    Clearly for PowerPC we had to make significant changes to the V8 runtime, and there are also changes to support big endian.

    Most of our work happens out in the open. Check out: https://github.com/andrewlow/v8ppc for V8, and https://github.com/andrewlow/node for Node.js

    For the Intel versions (Linux, Mac, Windows) the code contains only a few minor changes. Specifically one change are the insertion of an 'eyecatcher' into the runtime memory to allow the IBM diagnostic tool IDDE (Interactive Diagnostic Data Explorer) to support core dumps created by the runtime. [today the IDDE can't handle OSX core files, but the eyecatcher is still there - better supporting OSX is on the list].  Read more about IDDE here: https://www.ibm.com/developerworks/mydeveloperworks/groups/service/html/communityview?communityUuid=5efb4378-ebba-47da-8c0f-8841d669d0cc

    We also make a few small non-functional changes to the code to satisfy IBM product requirements. 

    To come back to the question: "What are the advantages" - the answer is true for all platforms this product exists on.

    By using the IBM SDK for Node.js, you get a server based JS runtime that is supported by IBM. Customers of IBM and product teams inside of IBM can build on top of this technology knowing they can lean on the same deep support they've always had for IBM products.

    We are also enabling IBMs platforms to run this code, both across OS variations and CPU variations. It might seem a bit silly to ship an OSX version as there are only a small set of differences, but by using that version in conjunction with the PowerPC version - you can be assured we've tested those two platforms together. 

    the binary for the IBM SDK was slightly larger

    This is an artifact of the compiler level we use, and the platform we build on. The open source version is usually compiled on Ubuntu, we make use of RHEL for our builds (but we test Ubuntu). I believe our compiler levels are also slightly different.
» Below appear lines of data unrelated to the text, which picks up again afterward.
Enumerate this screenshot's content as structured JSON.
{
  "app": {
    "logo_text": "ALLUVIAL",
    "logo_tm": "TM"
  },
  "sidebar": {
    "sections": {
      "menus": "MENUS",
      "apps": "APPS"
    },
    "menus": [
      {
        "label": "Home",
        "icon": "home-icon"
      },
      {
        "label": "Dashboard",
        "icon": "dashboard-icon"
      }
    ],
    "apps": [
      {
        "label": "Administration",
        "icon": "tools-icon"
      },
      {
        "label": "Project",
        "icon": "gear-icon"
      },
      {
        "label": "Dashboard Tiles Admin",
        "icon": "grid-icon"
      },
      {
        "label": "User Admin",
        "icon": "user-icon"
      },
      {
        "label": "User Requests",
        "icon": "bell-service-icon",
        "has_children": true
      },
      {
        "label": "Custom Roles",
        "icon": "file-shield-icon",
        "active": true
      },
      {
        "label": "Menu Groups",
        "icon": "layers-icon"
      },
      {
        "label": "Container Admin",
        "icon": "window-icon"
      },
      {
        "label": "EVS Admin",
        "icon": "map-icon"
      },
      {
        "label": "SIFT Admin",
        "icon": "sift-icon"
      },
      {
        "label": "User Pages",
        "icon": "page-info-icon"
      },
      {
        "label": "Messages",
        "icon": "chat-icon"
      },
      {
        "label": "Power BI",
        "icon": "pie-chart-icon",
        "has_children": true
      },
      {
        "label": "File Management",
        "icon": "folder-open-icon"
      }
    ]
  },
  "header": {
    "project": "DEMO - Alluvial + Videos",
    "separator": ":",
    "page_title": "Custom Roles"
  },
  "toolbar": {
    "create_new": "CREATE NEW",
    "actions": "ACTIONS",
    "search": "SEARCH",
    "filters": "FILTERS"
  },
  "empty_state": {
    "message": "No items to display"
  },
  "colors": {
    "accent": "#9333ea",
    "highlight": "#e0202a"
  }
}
Yes, these changes could introduce issues - but we have a test team and run lots of tests to mitigate that issue.

    Are there hidden advantages in using the IBM SDK for Node.js on platforms such as Mac and Windows?

    No. Nothing secret. Any cool mojo we add, we'll do in the open.